* THE DATA:
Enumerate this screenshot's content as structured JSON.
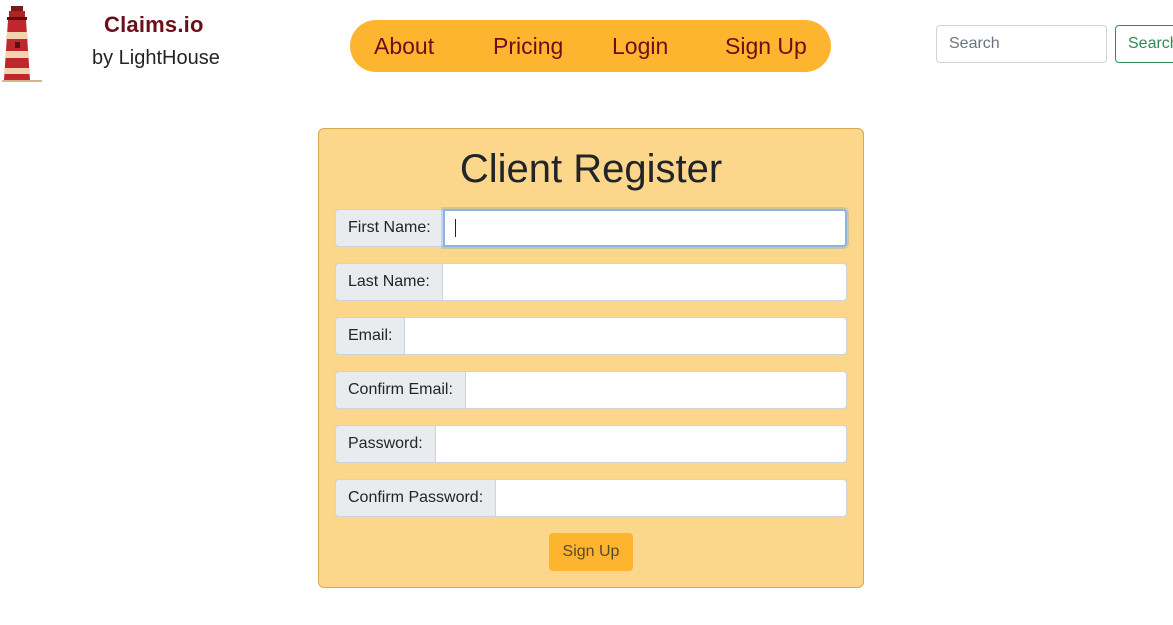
{
  "brand": {
    "title": "Claims.io",
    "subtitle": "by LightHouse",
    "icon": "lighthouse-icon",
    "color": "#6b0f18"
  },
  "nav": {
    "items": [
      {
        "label": "About"
      },
      {
        "label": "Pricing"
      },
      {
        "label": "Login"
      },
      {
        "label": "Sign Up"
      }
    ],
    "pill_color": "#fdb52f"
  },
  "search": {
    "placeholder": "Search",
    "button_label": "Search"
  },
  "form": {
    "title": "Client Register",
    "fields": [
      {
        "label": "First Name:",
        "value": ""
      },
      {
        "label": "Last Name:",
        "value": ""
      },
      {
        "label": "Email:",
        "value": ""
      },
      {
        "label": "Confirm Email:",
        "value": ""
      },
      {
        "label": "Password:",
        "value": ""
      },
      {
        "label": "Confirm Password:",
        "value": ""
      }
    ],
    "submit_label": "Sign Up",
    "card_color": "#fcd68b"
  }
}
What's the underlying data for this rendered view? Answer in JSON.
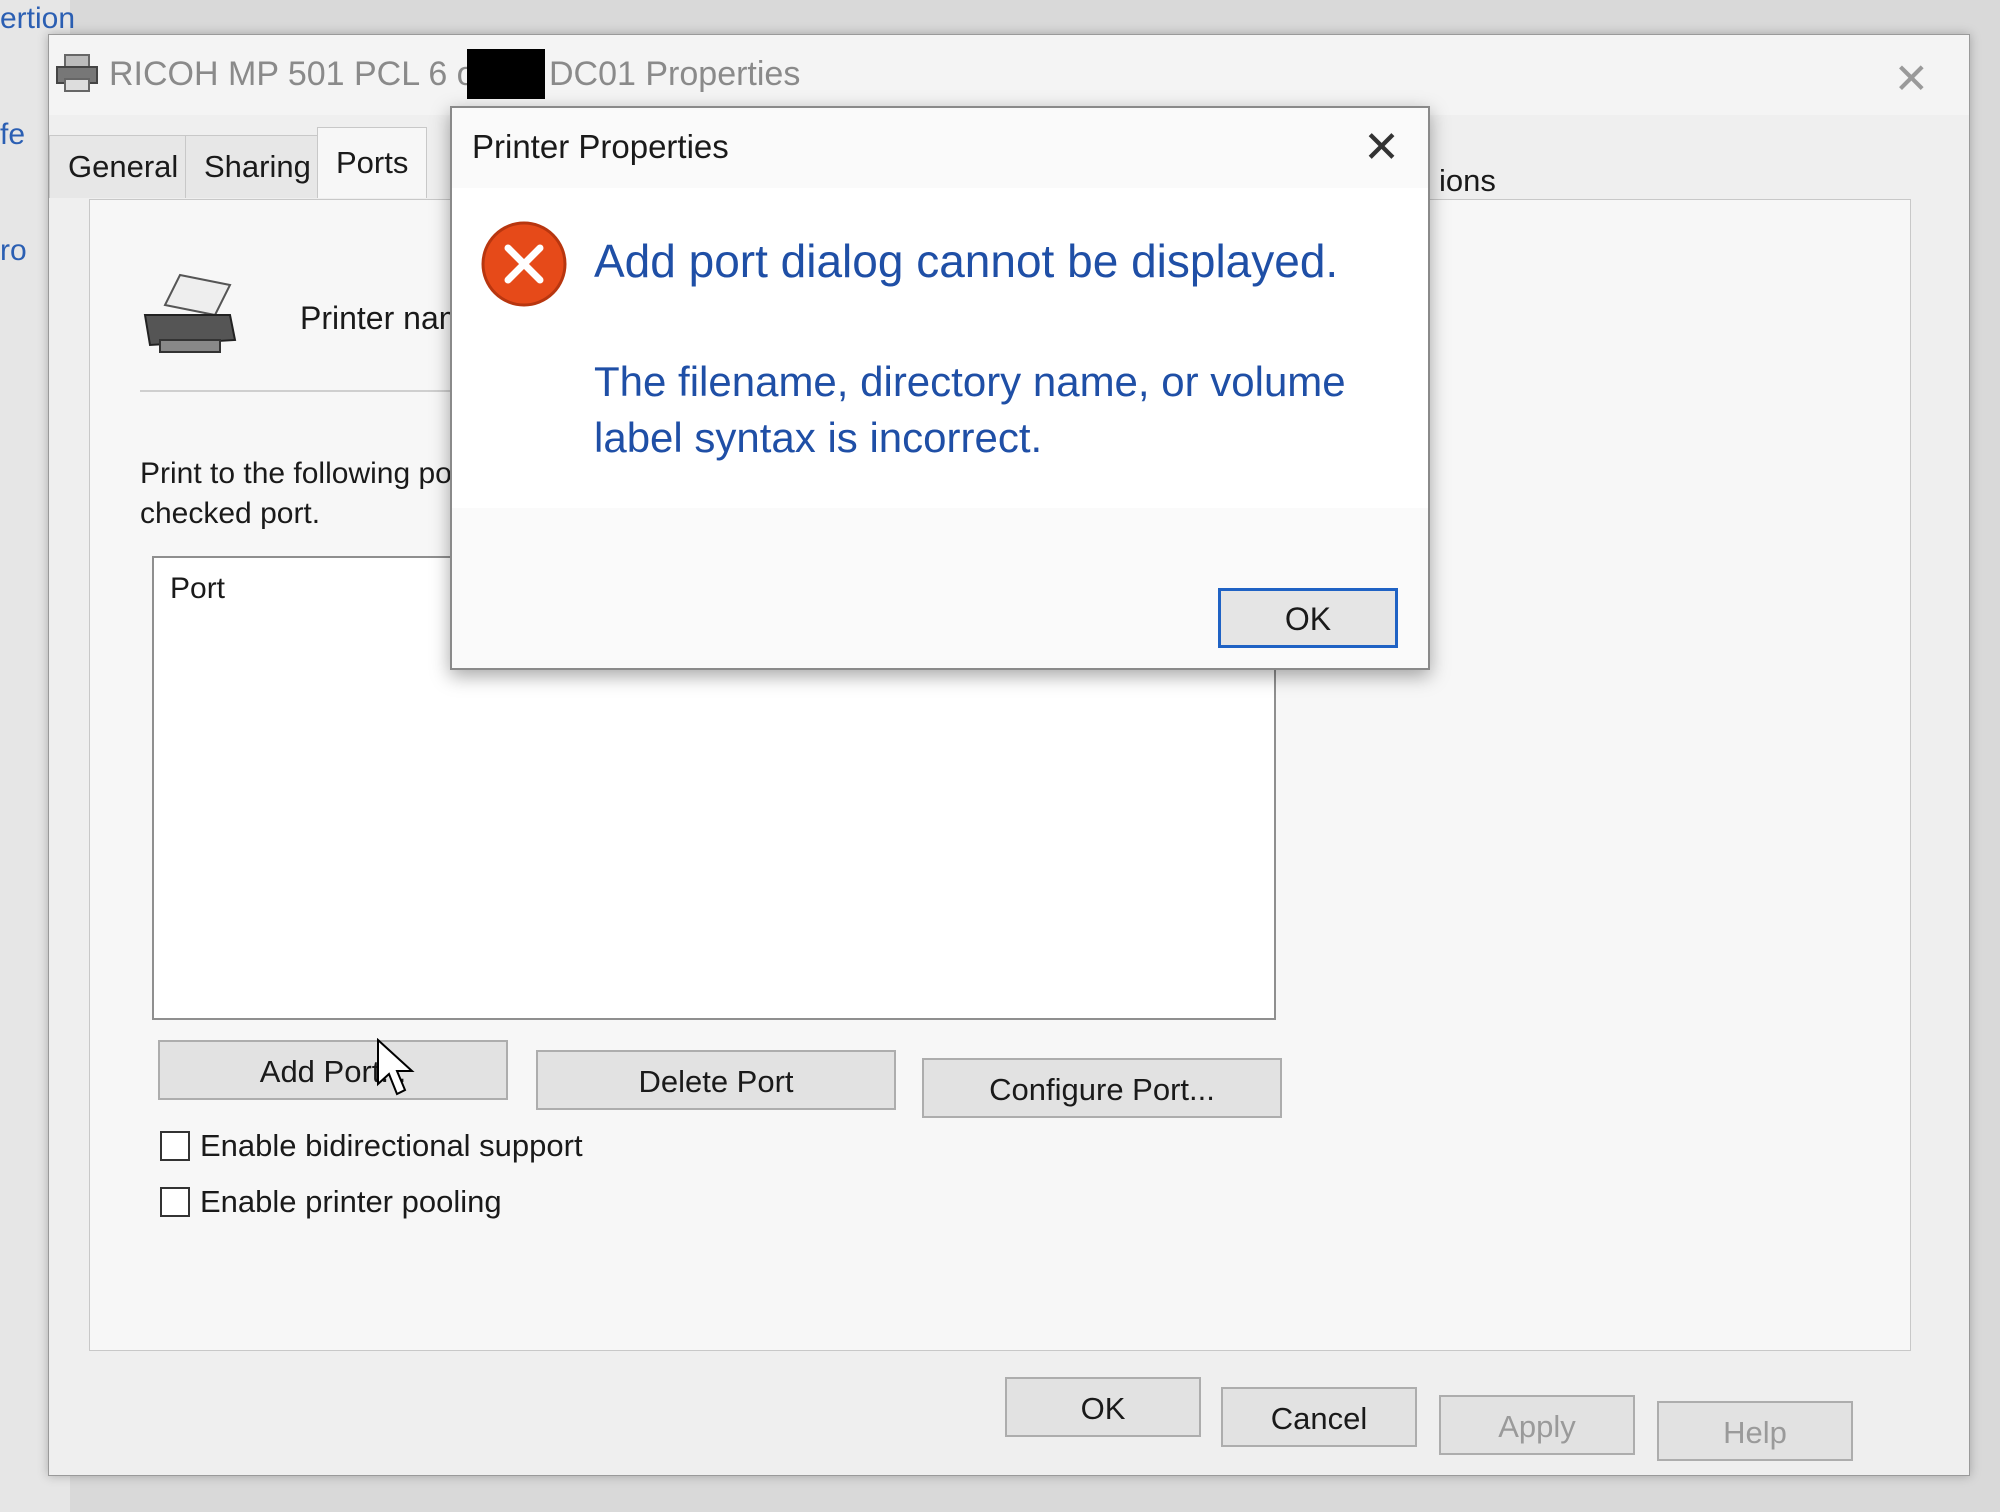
{
  "background": {
    "left_edge_fragments": [
      "ertion",
      "fe",
      "ro"
    ]
  },
  "main_window": {
    "title_prefix": "RICOH MP 501 PCL 6 on",
    "title_suffix": "DC01 Properties",
    "close_glyph": "✕",
    "tabs": [
      {
        "label": "General"
      },
      {
        "label": "Sharing"
      },
      {
        "label": "Ports"
      }
    ],
    "tab_fragment": "ions",
    "selected_tab": "Ports",
    "ports_panel": {
      "printer_name_label": "Printer name",
      "print_to_text": "Print to the following po",
      "print_to_text2": "checked port.",
      "port_column_header": "Port",
      "buttons": {
        "add_port": "Add Port...",
        "delete_port": "Delete Port",
        "configure_port": "Configure Port..."
      },
      "checkboxes": {
        "bidirectional": {
          "label": "Enable bidirectional support",
          "checked": false
        },
        "pooling": {
          "label": "Enable printer pooling",
          "checked": false
        }
      }
    },
    "footer_buttons": {
      "ok": "OK",
      "cancel": "Cancel",
      "apply": "Apply",
      "help": "Help"
    }
  },
  "error_dialog": {
    "title": "Printer Properties",
    "close_glyph": "✕",
    "icon": "error-icon",
    "message_main": "Add port dialog cannot be displayed.",
    "message_detail": "The filename, directory name, or volume label syntax is incorrect.",
    "ok_label": "OK",
    "accent_color": "#1f4fa6",
    "error_color": "#e64a19"
  }
}
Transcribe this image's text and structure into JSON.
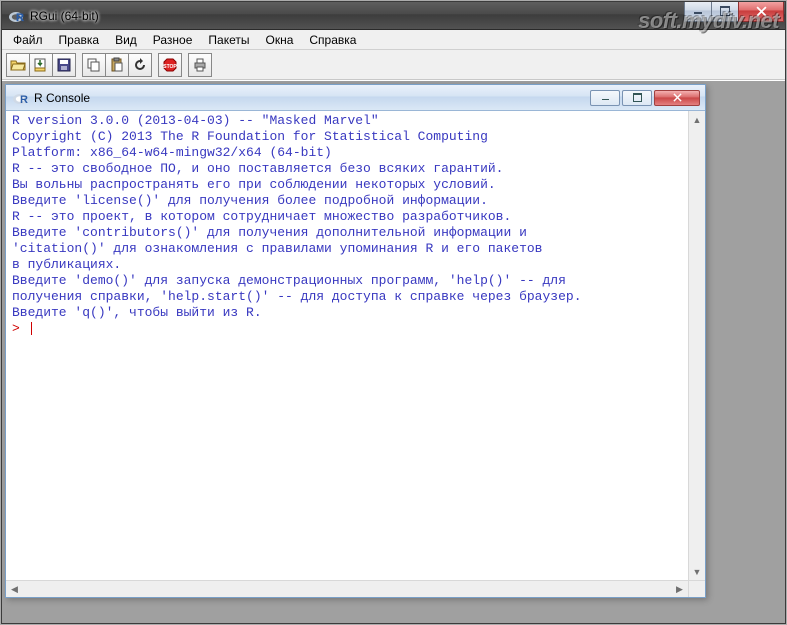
{
  "outer": {
    "title": "RGui (64-bit)"
  },
  "menu": {
    "items": [
      "Файл",
      "Правка",
      "Вид",
      "Разное",
      "Пакеты",
      "Окна",
      "Справка"
    ]
  },
  "toolbar": {
    "icons": [
      "open",
      "load-ws",
      "save",
      "copy",
      "paste",
      "refresh",
      "stop",
      "print"
    ]
  },
  "console": {
    "title": "R Console",
    "lines": [
      "",
      "R version 3.0.0 (2013-04-03) -- \"Masked Marvel\"",
      "Copyright (C) 2013 The R Foundation for Statistical Computing",
      "Platform: x86_64-w64-mingw32/x64 (64-bit)",
      "",
      "R -- это свободное ПО, и оно поставляется безо всяких гарантий.",
      "Вы вольны распространять его при соблюдении некоторых условий.",
      "Введите 'license()' для получения более подробной информации.",
      "",
      "R -- это проект, в котором сотрудничает множество разработчиков.",
      "Введите 'contributors()' для получения дополнительной информации и",
      "'citation()' для ознакомления с правилами упоминания R и его пакетов",
      "в публикациях.",
      "",
      "Введите 'demo()' для запуска демонстрационных программ, 'help()' -- для",
      "получения справки, 'help.start()' -- для доступа к справке через браузер.",
      "Введите 'q()', чтобы выйти из R.",
      ""
    ],
    "prompt": "> "
  },
  "watermark": "soft.mydiv.net"
}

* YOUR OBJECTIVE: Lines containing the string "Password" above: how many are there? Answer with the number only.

* OUTPUT OF THE TASK: 2